Flaunting decades of prohibition by the United States, Russia has swept into the Middle East. In a matter of weeks, it has established a daunting military presence in Syria. That presence includes some 1,500 troops along with artillery, tanks and fighter jets. According to intelligence news service, DEBKA, Russia's presence also includes the arrival of the world's largest nuclear submarine, Russia's Tycoon-class Dmitri Donskoy.
The reason? According to Moscow, it is there to reinforce the blood-soaked regime of Syrian President Bashar al-Assad. Why? Ostensibly because of ISIS, also known as Islamic State. The Islamist terrorist organization, infamous for public beheadings broadcast by social media, has raised alarms throughout the world. Interestingly, then, Russia has come to Syria for the same stated reason as the United States, Iran, and Hezbollah. Like all the rest, it says it is there to defeat ISIS.
Undoubtedly, the demise of ISIS is one reason why Russia is establishing a military presence. But it is unlikely the only reason.
Based on its pattern of success in selling arms to Iran, Egypt and Israel, Moscow's communist state is capitalizing on a booming market opportunity. As all semblance of regional stability dissipates, everyone on every side wants weapons and training. Russia has both and is ready to sell them—to everyone on every side. Iran is getting state of the art missiles and MiGs while its sworn enemy, Saudi Arabia, is in the market for Russian defense systems. Hezbollah and Hamas are welcomed in Moscow while everyone else, it seems, is also coming to visit; dignitaries from Egypt to Turkey and eastward to Qatar.
But conventional arms are not the only thing that Russia has to sell. An even hotter item is nuclear power. Just like Iran, Saudi Arabia wants nuclear power plants. So do Egypt, Turkey and pretty much every other state in the roiling Middle East.
What are the dynamics driving the Middle East and Russia into each other's arms? In short, money, fear and a vacuum of the United States' international leadership.
Sanctions relief from the pending nuclear agreement with Iran is about to infuse more than 100 billion dollars of cash into the Islamic Republic and its well-known proxies: Hezbollah, Hamas, and Syrian President Bashar al-Assad. All of them are about to get a lot of money for more murder and mayhem. Russia sees the cash and is eager to take it. In exchange, it provides weapons and military support. Moscow's support is beginning with Assad because of Tehran's pledge to protect him. Hence, Moscow is in Syria today in order to protect its relationship with Iran. For Russia, the reborn Persian Empire is a goose that is laying golden eggs.

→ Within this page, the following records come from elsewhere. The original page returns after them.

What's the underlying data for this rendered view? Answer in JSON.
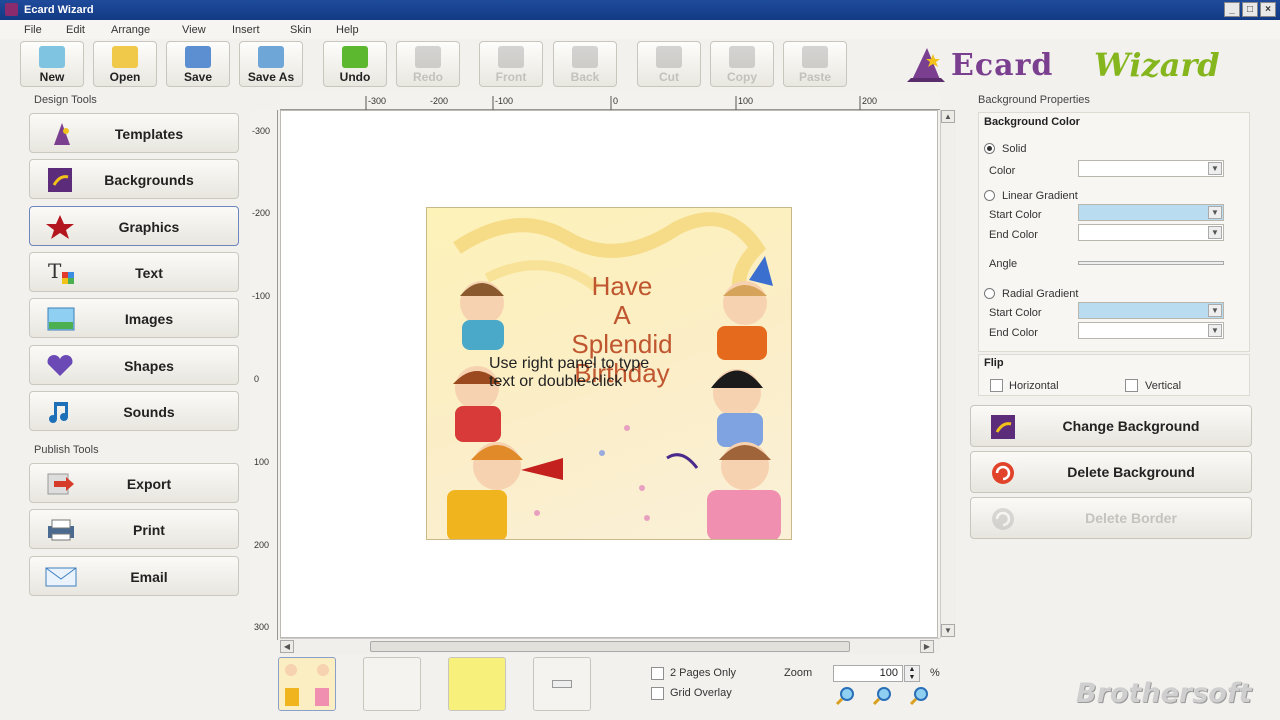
{
  "window": {
    "title": "Ecard Wizard",
    "controls": [
      "_",
      "□",
      "×"
    ]
  },
  "menu": [
    "File",
    "Edit",
    "Arrange",
    "View",
    "Insert",
    "Skin",
    "Help"
  ],
  "toolbar": {
    "new": "New",
    "open": "Open",
    "save": "Save",
    "save_as": "Save As",
    "undo": "Undo",
    "redo": "Redo",
    "front": "Front",
    "back": "Back",
    "cut": "Cut",
    "copy": "Copy",
    "paste": "Paste"
  },
  "logo": {
    "part1": "Ecard",
    "part2": "Wizard"
  },
  "design_tools": {
    "title": "Design Tools",
    "items": [
      "Templates",
      "Backgrounds",
      "Graphics",
      "Text",
      "Images",
      "Shapes",
      "Sounds"
    ],
    "active": "Graphics"
  },
  "publish_tools": {
    "title": "Publish Tools",
    "items": [
      "Export",
      "Print",
      "Email"
    ]
  },
  "rulers": {
    "top": [
      "-300",
      "-200",
      "-100",
      "0",
      "100",
      "200"
    ],
    "left": [
      "-300",
      "-200",
      "-100",
      "0",
      "100",
      "200",
      "300"
    ]
  },
  "card": {
    "headline_lines": [
      "Have",
      "A",
      "Splendid",
      "Birthday"
    ],
    "hint_lines": [
      "Use right panel to type",
      "text or double-click"
    ]
  },
  "bottom": {
    "two_pages_only": "2 Pages Only",
    "grid_overlay": "Grid Overlay",
    "zoom_label": "Zoom",
    "zoom_value": "100",
    "zoom_unit": "%"
  },
  "background_properties": {
    "title": "Background Properties",
    "color_section": "Background Color",
    "solid": "Solid",
    "color": "Color",
    "linear_gradient": "Linear Gradient",
    "start_color": "Start Color",
    "end_color": "End Color",
    "angle": "Angle",
    "radial_gradient": "Radial Gradient",
    "flip": "Flip",
    "horizontal": "Horizontal",
    "vertical": "Vertical",
    "selected_fill": "Solid"
  },
  "actions": {
    "change_background": "Change Background",
    "delete_background": "Delete Background",
    "delete_border": "Delete Border"
  },
  "watermark": "Brothersoft",
  "colors": {
    "accent": "#7b3f8f",
    "brand_green": "#86b61e",
    "gradient_swatch": "#b9dcf0",
    "headline": "#c0562f"
  }
}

Other Middle East states, alarmed by Iran's nuclear ambitions and aspirations for regional hegemony, are rushing to Russia for development of their own nuclear programs. So long as they have money, Russia is ready to sell.
The final factor that makes the Middle East an irresistible market is that, in effect, the United States is gone. In the wake of its leadership in negotiating the pending nuclear agreement with Iran, the United States has relinquished all sense of meaningful control over forces that seek to disrupt regional stability.
What does this mean for Israel?
From Russia's perspective, it would like nothing more than all the Middle East to become like Israel. The Jewish state has one of the largest Russian speaking populations in the world. Russian tourism has become the backbone of the Israeli tour industry. Moscow loves Israeli technology, purchasing its radar systems and drones. What's more, Russia's capital city is home to the largest expatriate community of Israelis in the world, some 80,000 as of 2014.
It is not the Jewishness of Israel that Russia would like to duplicate with enemies of the Jewish state; it is the business and cultural imprint that it would like to reproduce. For its part, Israel carries on business with the Bear from the North but does so with keen awareness that Russia is, in fact, a hungry carnivore that has awakened from hibernation. And has now moved in next door.
Source: (Bridges for Peace, 16 September 2015)
Photo Credit: Russian Presidential Press and Information Office